he sum of ten golden florins to be paid by the hands of Messer Giovanni Boccaccio to Dante's daughter Beatrice, a nun in the convent of Santa Chiara at Ravenna.
In 1396 Florence voted a monument, and begged in vain for the metaphorical ashes of the man of whom she had threatened to make literal cinders if she could catch him alive.
See the letter in Gaye, Carteggio inedito d'artisti, Vol.
I. p. 123. she begged again, but Ravenna, a dead city, was tenacious of the dead poet.
In 1519 Michel Angelo would have built the monument, but Leo X. refused to allow the sacred dust to be removed.
Finally, in 1829, five hundred and eight years after the death of Dante, Florence got a cenotaph fairly built in Santa Croce (by Ricci), ugly beyond even the usual lot of such, with three colossal figures on it, Dante in the middle, with Italy on one side and Poesy on the other.

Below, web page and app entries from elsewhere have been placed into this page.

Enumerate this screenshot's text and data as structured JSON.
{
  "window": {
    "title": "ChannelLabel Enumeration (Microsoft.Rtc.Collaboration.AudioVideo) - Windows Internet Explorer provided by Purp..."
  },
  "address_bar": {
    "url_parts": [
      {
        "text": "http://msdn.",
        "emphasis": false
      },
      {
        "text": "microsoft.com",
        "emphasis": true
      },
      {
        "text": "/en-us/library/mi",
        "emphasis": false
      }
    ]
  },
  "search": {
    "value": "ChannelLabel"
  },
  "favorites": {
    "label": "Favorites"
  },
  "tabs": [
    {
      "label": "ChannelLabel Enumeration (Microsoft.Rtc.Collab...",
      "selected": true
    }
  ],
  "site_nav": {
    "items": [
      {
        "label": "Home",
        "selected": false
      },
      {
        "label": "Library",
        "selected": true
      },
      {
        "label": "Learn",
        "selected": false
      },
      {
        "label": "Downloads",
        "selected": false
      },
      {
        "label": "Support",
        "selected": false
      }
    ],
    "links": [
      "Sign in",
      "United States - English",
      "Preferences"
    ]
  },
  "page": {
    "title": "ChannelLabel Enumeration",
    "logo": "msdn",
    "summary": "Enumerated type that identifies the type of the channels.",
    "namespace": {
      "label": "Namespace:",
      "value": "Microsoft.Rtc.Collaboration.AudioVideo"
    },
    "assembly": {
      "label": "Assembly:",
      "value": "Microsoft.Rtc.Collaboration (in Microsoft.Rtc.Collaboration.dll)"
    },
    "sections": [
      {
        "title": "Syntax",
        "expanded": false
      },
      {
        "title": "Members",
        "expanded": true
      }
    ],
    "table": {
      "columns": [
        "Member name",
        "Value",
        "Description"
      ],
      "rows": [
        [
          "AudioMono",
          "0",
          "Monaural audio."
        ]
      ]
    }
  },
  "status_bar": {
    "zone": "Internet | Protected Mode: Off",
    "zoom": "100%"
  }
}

The tomb at Ravenna, built originally in 1483, by Cardinal Bembo, was restored by Cardinal Corsi in 1692, and f